TU Delft has used bacteria to create a self-healing concrete
A team of researchers at Delft University of Technology may have found a solution to cracked and damaged roads with a bacteria-based self-healing concrete.
Similar to the way a human bone or scar tissue grows back to heal the body, this modified concrete follows the same idea with a built-in healing mechanism.
Generally, most concrete structures are designed to crack and allow for the embedded steel reinforcement to take over tensile stresses. Studies currently underway in the TU Delft laboratory show that their modified concrete mixture can work to repair itself autonomously.
Self-healing concrete research has been ongoing over the last few years as a way to increase concrete's service life.
How does it work?
A type of healing agent made up of two components is added to the concrete during the mixing process. This is comprised of bacteria and an organic mineral precursor compound. The concrete is then set with this healing agent within it.
A case study in Ecuador uses self-healing concrete in the linings for irrigation canals
If a crack appears in the concrete structure and water is present, for example from a leak, then the bacteria become active and change the incorporated organic compounds into limestone, also referred to as calcium carbonate. The limestone changes from a solution to a solid and seals the crack. In turn, this also works to prevent other substances and materials from falling into the crack and causing further degeneration of the concrete.
The first studies at TU Delft were fully functional within the lab, but had a limited applicability range due to the incorporation of bacteria and their nutrients in large amounts of light weight aggregates, reducing its strength.
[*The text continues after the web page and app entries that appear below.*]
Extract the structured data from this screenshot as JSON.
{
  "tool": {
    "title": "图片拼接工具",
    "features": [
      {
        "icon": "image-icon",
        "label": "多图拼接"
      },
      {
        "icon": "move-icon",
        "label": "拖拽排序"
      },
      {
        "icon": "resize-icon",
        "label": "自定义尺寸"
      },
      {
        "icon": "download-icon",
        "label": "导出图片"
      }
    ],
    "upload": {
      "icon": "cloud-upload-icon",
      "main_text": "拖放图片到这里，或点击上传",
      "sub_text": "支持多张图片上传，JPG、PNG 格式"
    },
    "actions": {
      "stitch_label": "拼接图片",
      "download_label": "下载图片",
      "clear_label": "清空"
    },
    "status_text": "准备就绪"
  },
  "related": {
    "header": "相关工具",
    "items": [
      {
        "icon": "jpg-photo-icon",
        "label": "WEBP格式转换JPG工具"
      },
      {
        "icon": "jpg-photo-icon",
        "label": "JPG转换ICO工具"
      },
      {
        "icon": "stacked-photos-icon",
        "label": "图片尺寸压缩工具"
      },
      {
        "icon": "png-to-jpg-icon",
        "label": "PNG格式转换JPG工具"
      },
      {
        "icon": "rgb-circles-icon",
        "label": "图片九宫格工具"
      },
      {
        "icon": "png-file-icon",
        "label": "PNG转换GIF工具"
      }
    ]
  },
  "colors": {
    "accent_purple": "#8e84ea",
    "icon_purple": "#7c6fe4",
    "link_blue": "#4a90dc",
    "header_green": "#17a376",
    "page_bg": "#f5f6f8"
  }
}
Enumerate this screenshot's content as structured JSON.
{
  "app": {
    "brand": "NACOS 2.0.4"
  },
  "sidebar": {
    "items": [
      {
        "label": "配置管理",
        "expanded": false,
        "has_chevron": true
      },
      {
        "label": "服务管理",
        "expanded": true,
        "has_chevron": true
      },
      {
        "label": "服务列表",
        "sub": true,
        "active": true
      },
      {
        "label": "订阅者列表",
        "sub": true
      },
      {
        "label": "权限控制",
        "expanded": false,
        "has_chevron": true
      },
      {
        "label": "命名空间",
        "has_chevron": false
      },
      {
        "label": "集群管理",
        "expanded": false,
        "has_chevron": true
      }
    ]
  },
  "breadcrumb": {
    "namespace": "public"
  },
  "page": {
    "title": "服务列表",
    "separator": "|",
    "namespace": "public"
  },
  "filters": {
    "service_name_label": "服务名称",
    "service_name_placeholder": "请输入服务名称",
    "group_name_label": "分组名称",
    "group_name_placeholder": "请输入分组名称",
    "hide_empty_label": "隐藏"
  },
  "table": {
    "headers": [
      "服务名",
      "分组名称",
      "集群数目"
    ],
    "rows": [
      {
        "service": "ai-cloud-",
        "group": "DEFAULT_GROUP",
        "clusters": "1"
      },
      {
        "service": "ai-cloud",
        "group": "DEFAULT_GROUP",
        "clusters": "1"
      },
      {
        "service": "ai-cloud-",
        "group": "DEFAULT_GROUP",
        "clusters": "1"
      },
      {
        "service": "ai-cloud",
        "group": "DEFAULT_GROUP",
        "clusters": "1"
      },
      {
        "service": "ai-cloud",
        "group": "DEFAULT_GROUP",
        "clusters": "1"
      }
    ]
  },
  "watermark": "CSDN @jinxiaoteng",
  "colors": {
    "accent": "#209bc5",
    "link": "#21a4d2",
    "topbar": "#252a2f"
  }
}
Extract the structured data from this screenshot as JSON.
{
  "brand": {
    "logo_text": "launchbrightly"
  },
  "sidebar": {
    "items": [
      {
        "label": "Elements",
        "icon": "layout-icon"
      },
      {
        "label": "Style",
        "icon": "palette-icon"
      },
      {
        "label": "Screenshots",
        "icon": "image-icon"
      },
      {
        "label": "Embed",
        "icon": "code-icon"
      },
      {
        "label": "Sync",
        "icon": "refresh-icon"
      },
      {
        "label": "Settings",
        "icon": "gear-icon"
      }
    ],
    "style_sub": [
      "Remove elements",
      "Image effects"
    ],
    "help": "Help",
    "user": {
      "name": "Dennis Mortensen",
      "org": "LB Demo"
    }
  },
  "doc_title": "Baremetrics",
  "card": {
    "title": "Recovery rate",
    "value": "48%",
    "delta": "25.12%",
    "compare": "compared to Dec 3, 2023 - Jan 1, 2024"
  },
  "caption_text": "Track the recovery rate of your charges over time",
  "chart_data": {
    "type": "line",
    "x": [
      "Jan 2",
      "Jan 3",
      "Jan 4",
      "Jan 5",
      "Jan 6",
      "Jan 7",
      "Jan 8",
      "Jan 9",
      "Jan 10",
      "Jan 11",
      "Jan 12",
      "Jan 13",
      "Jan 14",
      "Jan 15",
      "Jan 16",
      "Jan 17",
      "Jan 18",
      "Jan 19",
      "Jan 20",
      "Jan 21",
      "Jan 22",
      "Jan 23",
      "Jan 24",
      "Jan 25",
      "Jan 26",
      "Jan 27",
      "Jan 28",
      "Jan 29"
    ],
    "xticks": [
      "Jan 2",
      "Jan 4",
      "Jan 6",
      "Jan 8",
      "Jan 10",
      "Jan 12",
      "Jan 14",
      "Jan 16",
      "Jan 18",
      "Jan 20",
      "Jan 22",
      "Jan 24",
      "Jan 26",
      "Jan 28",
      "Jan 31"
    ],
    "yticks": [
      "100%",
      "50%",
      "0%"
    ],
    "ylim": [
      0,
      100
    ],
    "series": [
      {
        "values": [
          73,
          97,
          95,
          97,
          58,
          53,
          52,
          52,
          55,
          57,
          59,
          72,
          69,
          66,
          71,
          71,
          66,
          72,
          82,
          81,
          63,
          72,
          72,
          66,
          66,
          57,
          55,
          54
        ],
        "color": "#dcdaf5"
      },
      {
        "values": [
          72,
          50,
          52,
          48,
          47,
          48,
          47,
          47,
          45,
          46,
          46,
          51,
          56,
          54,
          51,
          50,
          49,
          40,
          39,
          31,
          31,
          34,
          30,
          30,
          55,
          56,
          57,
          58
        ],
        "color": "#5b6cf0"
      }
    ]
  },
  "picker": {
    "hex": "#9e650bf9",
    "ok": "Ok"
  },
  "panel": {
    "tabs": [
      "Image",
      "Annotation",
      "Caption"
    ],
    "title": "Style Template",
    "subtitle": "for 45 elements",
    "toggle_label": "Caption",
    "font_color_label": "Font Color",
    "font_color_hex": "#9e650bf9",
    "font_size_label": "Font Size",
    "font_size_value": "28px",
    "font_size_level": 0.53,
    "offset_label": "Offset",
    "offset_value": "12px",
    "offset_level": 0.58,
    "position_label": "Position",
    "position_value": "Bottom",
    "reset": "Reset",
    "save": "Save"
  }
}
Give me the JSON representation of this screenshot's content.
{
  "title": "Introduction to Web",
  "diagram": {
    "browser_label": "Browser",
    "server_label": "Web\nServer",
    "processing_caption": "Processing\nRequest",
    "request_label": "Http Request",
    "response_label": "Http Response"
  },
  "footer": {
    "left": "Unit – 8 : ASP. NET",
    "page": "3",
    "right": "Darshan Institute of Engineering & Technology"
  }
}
In further studies dense particles were developed, limiting the effect on concrete mix design and hardening behaviour, so that a healing agent could be successfully added to a broad range of concrete mixtures.
This video shows a field study in Ecuador, where self-healing concrete with bacteria and natural fibres was used in the linings of irrigation canals to prevent leaks.
Video courtesy of Foundation Imagine Life Sciences, The Netherlands
So, could self-healing concrete be the solution to flood-damaged roads? The answer is a little more complicated than a simple yes or no. Over time, the concrete structure could be capable of reinforcing itself by autonomously healing every time water leaks in; therefore minor cracks in the concrete would gradually be fixed. This is providing any wrinkles are ironed out from the large-scale testing to make it successful enough be used in general building and so on.
Another way to apply the concrete healing agent is through spraying
But when you consider the cases where large volumes of water rush at concrete structures, such as bridges, and leave a gaping hole in its path, this type of opening would need to be repaired by other means. For small holes, patch repair can be used, and this repair material can also include self-healing properties.
All images and video content courtesy of researchers Renee M. Mors and Henk M. Jonkers from Delft University of Technology